Updated June 8, 2010: Linked with about Israel and Palestine.
by Heidi Barathieu-Brun
You may have observed that I practically never show texts or personalities about Israel & Palestine on my blogs. Yes, I consider their struggle not as a simple query like any other war on our planet, but for me there is more: they are a symptom of the behaviour of our whole humanity.
What is shown there since decades is the peak of the iceberg of what we all are in reality: we are not a humanity, but an amount of different clans, working and living to increase the own profit, at the costs of others. At the costs of all those who are ‘not same’.
Not only the main Israel and the main Palestine tell us having all rights on their side, every clan in this world does same. Belonging to a recognised and promoted standard: the simplest and crudest social Darwinism is still the main philosophy, not only for individuals, but also for clans, or in these times, for nations (example: colonialism). Best you can observe this in all economic clans: the big worldwide acting international companies.
Received by mail on May 14, 2007, from HREA – Human Rights Education Associates.
Opening two-week session: More than 1,000 indigenous representatives from all regions of the world are gathering at United Nations Headquarters in New York for the two-week session of the UN Permanent Forum on Indigenous Issues to focus on issues related to lands, territories and natural resources.
These matters are widely viewed as central to indigenous peoples’ efforts to gain recognition for their rights. “With the increasing desire of States for more economic growth, senseless exploitation of indigenous peoples’ territories and resources continues unabated,” said Victoria Tauli-Corpuz, Chairperson of the UN Permanent Forum, which will meet from 14 to 25 May.

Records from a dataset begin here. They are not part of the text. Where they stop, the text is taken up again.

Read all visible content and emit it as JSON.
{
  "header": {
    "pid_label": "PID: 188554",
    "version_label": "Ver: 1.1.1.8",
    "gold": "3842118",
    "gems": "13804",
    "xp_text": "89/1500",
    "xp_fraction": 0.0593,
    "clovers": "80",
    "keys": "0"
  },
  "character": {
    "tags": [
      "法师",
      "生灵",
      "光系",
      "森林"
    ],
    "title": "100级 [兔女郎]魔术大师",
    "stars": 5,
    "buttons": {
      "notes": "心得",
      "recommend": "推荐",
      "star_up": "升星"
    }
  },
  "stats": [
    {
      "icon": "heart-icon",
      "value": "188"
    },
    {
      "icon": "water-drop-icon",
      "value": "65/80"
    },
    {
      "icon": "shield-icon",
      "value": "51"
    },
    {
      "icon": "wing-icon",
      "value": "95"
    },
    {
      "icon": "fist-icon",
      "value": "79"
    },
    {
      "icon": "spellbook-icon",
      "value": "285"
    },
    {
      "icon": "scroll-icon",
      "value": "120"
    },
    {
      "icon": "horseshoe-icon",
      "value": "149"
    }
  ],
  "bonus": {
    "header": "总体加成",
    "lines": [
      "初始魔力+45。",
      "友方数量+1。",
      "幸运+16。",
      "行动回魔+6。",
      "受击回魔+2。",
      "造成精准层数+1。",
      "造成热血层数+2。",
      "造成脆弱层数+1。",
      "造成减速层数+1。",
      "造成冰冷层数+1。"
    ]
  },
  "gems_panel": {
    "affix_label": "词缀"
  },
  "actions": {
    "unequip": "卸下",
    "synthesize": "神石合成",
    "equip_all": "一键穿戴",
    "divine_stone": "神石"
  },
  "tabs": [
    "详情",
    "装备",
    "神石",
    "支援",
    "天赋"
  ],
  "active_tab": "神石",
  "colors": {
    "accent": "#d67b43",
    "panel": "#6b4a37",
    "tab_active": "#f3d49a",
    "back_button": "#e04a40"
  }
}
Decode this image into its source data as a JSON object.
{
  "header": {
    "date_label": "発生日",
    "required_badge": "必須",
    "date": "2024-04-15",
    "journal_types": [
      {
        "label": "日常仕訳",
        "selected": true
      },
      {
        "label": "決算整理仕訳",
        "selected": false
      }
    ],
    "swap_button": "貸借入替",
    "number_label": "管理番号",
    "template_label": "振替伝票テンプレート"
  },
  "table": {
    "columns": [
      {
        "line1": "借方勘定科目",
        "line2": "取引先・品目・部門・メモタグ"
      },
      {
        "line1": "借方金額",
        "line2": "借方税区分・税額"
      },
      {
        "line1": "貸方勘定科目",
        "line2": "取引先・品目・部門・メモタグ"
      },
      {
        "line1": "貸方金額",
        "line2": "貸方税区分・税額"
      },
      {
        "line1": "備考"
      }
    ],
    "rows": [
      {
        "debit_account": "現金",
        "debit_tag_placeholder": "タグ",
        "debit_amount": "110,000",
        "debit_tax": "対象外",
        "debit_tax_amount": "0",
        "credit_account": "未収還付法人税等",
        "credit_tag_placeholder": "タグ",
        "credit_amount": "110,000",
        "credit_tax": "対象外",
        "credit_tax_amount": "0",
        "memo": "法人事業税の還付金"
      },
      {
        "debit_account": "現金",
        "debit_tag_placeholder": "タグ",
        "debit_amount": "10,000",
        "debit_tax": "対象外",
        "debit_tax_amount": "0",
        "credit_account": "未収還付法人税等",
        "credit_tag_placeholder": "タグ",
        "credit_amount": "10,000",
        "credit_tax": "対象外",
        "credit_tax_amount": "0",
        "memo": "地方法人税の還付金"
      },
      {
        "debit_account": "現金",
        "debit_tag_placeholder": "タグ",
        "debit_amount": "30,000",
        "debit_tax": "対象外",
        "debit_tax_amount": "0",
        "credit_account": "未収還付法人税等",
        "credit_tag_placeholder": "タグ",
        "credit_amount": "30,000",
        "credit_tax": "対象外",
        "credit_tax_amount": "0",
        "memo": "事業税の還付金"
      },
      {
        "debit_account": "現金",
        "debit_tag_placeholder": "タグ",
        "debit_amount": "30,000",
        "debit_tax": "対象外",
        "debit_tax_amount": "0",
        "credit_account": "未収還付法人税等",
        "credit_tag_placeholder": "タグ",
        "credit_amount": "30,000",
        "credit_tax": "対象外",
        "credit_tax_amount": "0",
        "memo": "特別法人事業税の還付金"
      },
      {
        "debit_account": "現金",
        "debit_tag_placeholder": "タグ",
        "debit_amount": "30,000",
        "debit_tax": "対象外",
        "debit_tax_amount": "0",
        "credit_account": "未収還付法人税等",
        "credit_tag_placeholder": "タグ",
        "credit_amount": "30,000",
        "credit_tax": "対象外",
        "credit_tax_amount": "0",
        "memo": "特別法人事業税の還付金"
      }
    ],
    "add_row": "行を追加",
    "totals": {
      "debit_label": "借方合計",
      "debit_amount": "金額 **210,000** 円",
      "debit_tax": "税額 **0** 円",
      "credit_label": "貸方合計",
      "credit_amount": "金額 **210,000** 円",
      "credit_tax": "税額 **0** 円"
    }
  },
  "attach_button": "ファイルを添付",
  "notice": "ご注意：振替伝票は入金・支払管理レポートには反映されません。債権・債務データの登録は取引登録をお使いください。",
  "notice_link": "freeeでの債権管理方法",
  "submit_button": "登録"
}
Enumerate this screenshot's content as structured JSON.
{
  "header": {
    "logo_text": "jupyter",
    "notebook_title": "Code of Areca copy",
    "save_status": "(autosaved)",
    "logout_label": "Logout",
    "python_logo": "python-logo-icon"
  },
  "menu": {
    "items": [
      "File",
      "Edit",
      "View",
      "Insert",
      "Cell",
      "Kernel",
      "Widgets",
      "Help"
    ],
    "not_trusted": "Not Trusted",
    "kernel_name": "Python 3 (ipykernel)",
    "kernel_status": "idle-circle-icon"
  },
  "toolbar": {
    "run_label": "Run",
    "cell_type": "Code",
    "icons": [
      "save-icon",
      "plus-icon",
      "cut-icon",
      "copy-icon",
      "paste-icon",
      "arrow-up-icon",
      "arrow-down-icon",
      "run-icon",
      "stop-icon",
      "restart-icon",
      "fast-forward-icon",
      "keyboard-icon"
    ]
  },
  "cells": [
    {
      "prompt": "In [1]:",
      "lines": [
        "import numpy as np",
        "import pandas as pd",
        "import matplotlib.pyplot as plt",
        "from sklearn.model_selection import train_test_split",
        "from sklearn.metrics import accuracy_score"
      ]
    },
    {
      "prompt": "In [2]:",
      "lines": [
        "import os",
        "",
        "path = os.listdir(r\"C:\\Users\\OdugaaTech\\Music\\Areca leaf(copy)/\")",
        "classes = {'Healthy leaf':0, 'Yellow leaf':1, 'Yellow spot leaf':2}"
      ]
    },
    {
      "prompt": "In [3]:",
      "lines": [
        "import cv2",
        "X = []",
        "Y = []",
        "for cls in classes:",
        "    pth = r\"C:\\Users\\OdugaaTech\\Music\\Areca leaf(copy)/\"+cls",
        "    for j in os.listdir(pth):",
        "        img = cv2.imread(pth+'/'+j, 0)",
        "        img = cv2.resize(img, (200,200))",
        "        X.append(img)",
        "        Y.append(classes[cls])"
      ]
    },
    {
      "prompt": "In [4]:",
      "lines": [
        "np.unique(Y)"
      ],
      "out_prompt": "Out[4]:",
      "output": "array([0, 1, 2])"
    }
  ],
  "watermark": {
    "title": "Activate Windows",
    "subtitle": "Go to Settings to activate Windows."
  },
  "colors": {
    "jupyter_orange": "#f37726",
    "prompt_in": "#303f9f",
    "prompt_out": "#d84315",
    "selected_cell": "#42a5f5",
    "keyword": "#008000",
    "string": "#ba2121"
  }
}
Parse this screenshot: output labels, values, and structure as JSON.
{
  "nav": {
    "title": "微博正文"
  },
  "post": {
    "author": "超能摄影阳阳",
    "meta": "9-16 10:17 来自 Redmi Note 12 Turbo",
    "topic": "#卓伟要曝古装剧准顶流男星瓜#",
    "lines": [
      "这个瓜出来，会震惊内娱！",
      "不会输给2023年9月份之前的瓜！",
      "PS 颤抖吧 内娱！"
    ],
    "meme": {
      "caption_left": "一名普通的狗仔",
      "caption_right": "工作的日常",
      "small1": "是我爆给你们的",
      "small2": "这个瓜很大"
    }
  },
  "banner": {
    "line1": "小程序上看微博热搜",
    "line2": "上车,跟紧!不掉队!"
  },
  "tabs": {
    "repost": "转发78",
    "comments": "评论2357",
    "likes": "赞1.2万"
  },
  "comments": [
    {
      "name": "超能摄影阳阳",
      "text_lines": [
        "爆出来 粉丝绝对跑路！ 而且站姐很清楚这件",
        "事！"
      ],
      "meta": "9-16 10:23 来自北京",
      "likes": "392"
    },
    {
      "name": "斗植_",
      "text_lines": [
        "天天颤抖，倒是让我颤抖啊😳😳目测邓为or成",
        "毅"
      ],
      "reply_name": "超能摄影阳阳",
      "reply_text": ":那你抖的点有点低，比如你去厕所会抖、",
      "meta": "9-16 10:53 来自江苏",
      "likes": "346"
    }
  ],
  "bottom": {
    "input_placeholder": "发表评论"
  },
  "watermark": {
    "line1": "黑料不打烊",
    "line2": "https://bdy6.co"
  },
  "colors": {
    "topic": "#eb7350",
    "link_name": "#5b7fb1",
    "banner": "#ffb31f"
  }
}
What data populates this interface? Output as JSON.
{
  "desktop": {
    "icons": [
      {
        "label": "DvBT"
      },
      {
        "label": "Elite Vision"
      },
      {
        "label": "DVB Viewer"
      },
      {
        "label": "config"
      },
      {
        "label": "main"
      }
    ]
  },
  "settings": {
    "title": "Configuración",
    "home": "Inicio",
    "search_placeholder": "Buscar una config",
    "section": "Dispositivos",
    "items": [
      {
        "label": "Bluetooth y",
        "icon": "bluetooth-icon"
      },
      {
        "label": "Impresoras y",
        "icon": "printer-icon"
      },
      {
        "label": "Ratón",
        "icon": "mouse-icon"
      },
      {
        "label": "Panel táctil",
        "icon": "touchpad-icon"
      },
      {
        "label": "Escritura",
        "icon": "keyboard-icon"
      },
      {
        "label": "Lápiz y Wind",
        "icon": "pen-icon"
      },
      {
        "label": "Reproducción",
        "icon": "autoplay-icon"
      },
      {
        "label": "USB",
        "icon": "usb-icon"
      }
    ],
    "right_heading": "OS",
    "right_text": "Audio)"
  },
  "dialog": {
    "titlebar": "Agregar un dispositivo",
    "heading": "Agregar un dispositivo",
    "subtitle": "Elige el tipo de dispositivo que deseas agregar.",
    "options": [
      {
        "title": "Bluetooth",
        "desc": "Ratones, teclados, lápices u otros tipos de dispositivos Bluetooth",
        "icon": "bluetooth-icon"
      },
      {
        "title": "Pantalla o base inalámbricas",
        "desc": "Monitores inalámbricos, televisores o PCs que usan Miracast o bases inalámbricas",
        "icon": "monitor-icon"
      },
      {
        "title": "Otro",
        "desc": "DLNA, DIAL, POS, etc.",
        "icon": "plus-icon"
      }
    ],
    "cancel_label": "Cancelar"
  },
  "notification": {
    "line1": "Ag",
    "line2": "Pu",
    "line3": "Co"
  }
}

The majority of the world’s remaining natural resources — minerals, freshwater, potential energy sources and more — are found within indigenous peoples’ territories, she said. Access to and ownership and development of these resources remain contentious.